I’m a little late to the party on this, but I felt it worth mentioning anyway…
Rhea Wheeler (the Houston entrepreneur-cum-restauranteur responsible for the award-winning Ibiza) is opening a “mixed-use” restaurant in Midtown that will include — among other things — private wine lockers, an upscale restaurant, a club and a sushi bar. While that should be interesting in and of itself, what really intrigues me is the location.
No, it’s not new construction! I know — unheard of! It’s…wait for it…in the old Boy Scout headquarters on Bagby. No news yet on what the restaurant will be called, but I’m giddy with anticipation.
The real estate and development hawks over at Swamplot have additional details here: Secret Midtown Boy Scout Sushi Location Revealed. The headline itself just makes me giggle.
In addition to the mixed-use restaurant (which I’m not-so-secretly and desperately hoping will be Scout-themed — can you imagine the possibilities of the staff uniforms alone??), Wheeler is also opening a downtown gastropub called Hearsay and another Midtown restaurant, to be called the White House. All three are being established in “historically significant properties,” which gives me a small hope that perhaps we won’t tear down every single structure built prior to 1980 during this building frenzy that has currently enveloped the city.

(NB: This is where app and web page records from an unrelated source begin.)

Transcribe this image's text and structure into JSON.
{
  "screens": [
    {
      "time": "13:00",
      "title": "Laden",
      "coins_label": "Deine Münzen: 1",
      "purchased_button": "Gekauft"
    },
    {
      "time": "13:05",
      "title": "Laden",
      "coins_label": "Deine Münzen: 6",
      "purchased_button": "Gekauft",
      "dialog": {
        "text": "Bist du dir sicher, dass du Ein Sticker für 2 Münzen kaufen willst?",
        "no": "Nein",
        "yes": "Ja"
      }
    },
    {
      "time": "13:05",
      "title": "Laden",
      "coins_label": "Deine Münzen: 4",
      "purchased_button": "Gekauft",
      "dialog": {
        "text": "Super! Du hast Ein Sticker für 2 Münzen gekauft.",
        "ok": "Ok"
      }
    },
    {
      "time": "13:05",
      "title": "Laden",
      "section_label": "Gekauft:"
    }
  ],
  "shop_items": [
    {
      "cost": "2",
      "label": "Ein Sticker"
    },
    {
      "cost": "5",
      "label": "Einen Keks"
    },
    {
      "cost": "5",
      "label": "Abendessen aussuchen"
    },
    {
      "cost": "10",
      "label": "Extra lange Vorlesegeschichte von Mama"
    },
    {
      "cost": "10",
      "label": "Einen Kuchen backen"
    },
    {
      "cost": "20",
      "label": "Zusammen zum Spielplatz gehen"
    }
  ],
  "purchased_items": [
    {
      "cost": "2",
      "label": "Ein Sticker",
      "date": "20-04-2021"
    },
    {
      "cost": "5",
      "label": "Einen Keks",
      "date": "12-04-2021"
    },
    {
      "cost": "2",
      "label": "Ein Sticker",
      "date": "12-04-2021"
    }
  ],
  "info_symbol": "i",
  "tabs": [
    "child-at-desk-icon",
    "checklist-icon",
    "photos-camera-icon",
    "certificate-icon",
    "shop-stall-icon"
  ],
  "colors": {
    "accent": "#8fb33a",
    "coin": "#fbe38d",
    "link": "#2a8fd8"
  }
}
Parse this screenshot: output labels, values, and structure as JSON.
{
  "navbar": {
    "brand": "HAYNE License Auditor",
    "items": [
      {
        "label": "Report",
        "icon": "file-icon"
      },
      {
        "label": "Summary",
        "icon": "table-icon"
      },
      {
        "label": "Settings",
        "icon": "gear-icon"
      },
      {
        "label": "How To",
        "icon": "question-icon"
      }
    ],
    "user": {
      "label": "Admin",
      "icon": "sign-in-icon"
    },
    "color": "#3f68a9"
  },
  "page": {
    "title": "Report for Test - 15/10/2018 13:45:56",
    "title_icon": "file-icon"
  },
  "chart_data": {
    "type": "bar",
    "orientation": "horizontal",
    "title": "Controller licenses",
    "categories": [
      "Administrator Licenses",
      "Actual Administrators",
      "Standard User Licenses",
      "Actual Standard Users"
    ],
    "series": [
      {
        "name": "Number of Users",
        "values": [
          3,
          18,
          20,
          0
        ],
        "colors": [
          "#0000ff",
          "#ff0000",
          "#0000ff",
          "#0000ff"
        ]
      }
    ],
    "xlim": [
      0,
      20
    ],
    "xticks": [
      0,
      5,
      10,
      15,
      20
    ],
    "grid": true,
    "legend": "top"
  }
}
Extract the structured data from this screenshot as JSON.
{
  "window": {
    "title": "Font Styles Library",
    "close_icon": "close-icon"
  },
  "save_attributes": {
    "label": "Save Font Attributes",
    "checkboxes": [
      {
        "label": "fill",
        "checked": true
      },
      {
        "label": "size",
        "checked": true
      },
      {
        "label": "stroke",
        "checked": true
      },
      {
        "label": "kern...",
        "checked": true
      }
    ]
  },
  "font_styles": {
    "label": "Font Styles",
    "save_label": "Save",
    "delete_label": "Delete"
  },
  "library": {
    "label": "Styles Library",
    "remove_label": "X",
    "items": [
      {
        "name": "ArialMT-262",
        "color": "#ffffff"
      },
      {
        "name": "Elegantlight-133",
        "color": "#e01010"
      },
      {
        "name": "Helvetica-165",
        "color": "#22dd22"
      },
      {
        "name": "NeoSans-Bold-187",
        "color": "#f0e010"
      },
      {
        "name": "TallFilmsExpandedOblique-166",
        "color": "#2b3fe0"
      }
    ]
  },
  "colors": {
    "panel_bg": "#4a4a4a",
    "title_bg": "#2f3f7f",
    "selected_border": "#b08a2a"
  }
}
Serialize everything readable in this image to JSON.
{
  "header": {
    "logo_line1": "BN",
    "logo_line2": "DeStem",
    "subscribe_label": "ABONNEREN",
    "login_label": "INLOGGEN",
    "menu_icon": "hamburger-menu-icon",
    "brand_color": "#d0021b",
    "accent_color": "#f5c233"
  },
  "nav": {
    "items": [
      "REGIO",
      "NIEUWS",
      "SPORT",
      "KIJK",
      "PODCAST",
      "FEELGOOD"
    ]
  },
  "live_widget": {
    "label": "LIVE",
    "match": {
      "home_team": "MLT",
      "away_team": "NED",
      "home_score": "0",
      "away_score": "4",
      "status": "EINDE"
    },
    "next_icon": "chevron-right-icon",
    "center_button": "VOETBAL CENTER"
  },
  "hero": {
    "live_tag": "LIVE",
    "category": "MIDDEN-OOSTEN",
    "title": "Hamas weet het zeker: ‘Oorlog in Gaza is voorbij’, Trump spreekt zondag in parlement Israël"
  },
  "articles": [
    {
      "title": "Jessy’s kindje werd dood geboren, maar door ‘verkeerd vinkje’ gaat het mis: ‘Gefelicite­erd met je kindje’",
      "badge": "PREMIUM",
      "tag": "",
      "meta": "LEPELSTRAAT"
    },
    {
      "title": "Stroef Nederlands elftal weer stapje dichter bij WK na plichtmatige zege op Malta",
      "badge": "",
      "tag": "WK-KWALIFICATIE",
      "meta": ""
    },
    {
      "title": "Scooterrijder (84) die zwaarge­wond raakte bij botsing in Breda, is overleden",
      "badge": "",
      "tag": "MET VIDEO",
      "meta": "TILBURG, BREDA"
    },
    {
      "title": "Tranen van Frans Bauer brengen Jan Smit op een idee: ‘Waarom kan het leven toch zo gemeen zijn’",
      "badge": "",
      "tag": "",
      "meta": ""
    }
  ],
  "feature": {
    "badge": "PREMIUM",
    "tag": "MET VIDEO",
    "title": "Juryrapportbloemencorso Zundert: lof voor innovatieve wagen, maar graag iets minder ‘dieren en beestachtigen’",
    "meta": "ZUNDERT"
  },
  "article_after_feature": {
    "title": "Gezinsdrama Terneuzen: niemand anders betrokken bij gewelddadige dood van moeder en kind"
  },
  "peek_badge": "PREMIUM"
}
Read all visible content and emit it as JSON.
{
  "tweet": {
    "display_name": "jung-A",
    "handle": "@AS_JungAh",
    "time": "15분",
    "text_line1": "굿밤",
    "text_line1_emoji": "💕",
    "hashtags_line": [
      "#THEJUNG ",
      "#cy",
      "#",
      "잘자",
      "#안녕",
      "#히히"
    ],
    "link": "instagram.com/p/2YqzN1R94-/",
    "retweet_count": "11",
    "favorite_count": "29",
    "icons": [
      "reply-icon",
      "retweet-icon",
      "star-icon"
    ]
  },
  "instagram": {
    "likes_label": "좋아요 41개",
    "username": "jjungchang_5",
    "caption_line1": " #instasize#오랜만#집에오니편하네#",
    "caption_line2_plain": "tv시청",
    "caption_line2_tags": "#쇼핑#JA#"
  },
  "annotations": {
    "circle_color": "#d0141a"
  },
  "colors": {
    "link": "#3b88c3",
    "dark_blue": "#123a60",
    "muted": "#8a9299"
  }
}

Hearsay will serve — as expected — gastropub fare, which is classic English pub fare done in a much more upscale manner and with the addition of unexpected, high-end menu items. Gastropubs began making headway in the United States in 2004 after being imported from the U.K. with great caché, the food trend equivalent of The Beatles. Houston, being a bit behind the times in most things, has been somewhat slower to cotton on. As previously noted, The Red Lion has made a feeble attempt at this trend. Let’s hope that Hearsay does a better job, because I’d love to have a quality gastropub in town.
The White House is still a bit shrouded in mystery, too. All we know at this point is that it will be located in an eponymous white mansion on Austin at Elgin and will serve “Texas cuisine,” a descriptive phrase that annoys me almost as much as the hollow “California cuisine.” We’ll see what comes of it. As for now, I’m hoping for something a bit like The Inn at Hunt Phelan in Memphis which, despite its rather dull and pedestrian website, is actually beautiful inside and out. The Inn at Hunt Phelan, a restored Civil War-era mansion, specializes in Creole/southern cuisine and their food is subtly magnificent. You might see where I’m drawing a few parallels here.
Rhea Wheeler appears to me to be almost the antithesis of Tilman Fertitta (whose vile, greedy building projects and painfully, nauseatingly gaudy yet utterly-devoid-of quality restaurants are permeating the city). Wheeler’s zeal for good food and his seemingly true appreciation for the city make me eager to support his restaurant endeavors, entirely absent of any acclaim that Ibiza has received. That is to say: even if Ibiza weren’t the huge success that it is, I love the direction that Wheeler is taking and I’ll happily follow him along the journey.